Publisher: Göteborg, Sweden and Oulu, Finland: Hasselblad Center and Esko Männikkö, 1999
Edition: 1st Edition
Binding: Hardcover
ISBN: 952910703X
Condition: New / No dust jacket as issued
Item #: 105854



First edition, first printing. Hardcover. Blue leatherette boards with debossed, tipped-in four-color plate on cover and title stamped in silver on cover and spine; no dust jacket as issued. Photographs by Esko Männikkö. Essays by Maaretta Jaukkuri and Gary Michael Dault. Designed by Petri Kuokka / Aarnipaja Ky. 80 pp., with 48 four-color plates printed on buff matte paper in Finland by Kaleva Kustannus Oy, Oulu. 9-3/4 x 11-5/8 inches.


New. A Mint copy.

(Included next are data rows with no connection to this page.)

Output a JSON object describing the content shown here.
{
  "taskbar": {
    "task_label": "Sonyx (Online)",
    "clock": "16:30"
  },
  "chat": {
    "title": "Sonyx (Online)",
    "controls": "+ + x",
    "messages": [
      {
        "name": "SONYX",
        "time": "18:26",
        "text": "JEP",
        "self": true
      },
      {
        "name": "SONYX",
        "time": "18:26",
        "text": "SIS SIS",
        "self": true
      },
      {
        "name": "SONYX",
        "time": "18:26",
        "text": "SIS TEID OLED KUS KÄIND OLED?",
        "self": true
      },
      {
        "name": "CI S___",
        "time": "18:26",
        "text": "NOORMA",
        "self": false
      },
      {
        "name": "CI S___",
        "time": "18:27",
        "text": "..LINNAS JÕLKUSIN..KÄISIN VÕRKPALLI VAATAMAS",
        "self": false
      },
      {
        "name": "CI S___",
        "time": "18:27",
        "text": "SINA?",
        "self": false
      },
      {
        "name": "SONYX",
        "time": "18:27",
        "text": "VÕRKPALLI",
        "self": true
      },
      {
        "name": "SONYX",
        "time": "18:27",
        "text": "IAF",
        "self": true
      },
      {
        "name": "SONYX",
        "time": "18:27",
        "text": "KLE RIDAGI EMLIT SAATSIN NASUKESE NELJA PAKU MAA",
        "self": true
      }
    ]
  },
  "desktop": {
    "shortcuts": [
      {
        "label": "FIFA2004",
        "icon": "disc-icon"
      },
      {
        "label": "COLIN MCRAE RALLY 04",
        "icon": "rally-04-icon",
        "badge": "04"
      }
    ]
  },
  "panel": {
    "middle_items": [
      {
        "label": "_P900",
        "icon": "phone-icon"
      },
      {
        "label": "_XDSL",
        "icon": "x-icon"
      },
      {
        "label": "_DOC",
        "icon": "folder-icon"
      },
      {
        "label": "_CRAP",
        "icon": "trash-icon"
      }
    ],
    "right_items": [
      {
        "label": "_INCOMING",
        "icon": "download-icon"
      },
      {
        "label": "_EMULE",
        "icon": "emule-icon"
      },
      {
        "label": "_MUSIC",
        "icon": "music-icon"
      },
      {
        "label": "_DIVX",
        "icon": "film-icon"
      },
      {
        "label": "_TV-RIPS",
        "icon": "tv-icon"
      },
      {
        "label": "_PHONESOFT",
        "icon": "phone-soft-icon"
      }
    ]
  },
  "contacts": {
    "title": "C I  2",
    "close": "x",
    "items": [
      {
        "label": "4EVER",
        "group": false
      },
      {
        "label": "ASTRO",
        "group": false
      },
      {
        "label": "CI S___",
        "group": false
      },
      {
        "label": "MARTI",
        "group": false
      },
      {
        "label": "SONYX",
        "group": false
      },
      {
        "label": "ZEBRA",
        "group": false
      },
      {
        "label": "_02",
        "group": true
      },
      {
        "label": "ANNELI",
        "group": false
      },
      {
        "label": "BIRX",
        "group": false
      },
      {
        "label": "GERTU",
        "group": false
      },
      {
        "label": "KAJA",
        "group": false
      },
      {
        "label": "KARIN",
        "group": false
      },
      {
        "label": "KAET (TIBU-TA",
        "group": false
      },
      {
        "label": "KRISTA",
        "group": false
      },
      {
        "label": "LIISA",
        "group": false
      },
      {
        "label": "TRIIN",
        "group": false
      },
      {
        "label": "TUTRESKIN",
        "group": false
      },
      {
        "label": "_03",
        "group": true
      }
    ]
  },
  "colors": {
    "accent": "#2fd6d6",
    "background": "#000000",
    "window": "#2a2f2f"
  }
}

From the essay by Maaretta Jaukkuri: "Texas offered Männnikkö visual plenitude and colourful mixtures of cultural traditions, as well as an encounter with the survival strategies that the Mexican population have created around themselves. In San Antonio and its surroundings, he met with a multitude of practices aimed at overcoming the tensions and boredom of daily toil and routine, with ingenious ways of creating possibilities for escaping into other worlds where things would look brighter, more colourful and more joyful. The private universes that we all in different ways create around us are a source of endless wonder and admiration in Männikkö's art. The energy used to create these private 'paradises' seems to be inexhaustible, while also telling us that the search for beauty, harmony and inspiration are an integral part of the human condition...The unblinking clarity of Esko Männikkö's images perforates complex social, cultural and individual life situations. Irrespective of geography and social systems, a kind of pattern of imbalance seems to emerge and repeat itself on the surface of these images. These imbalances seem to exist both in the scenes depicted and in the ways these scenes are looked at in other contexts. They are present both within the world of the images and in the worlds surrounding them when they are seen a artworks. Seen from a little bit closer, the very same imbalances seem to become a source of creativity and of new ways of looking about us."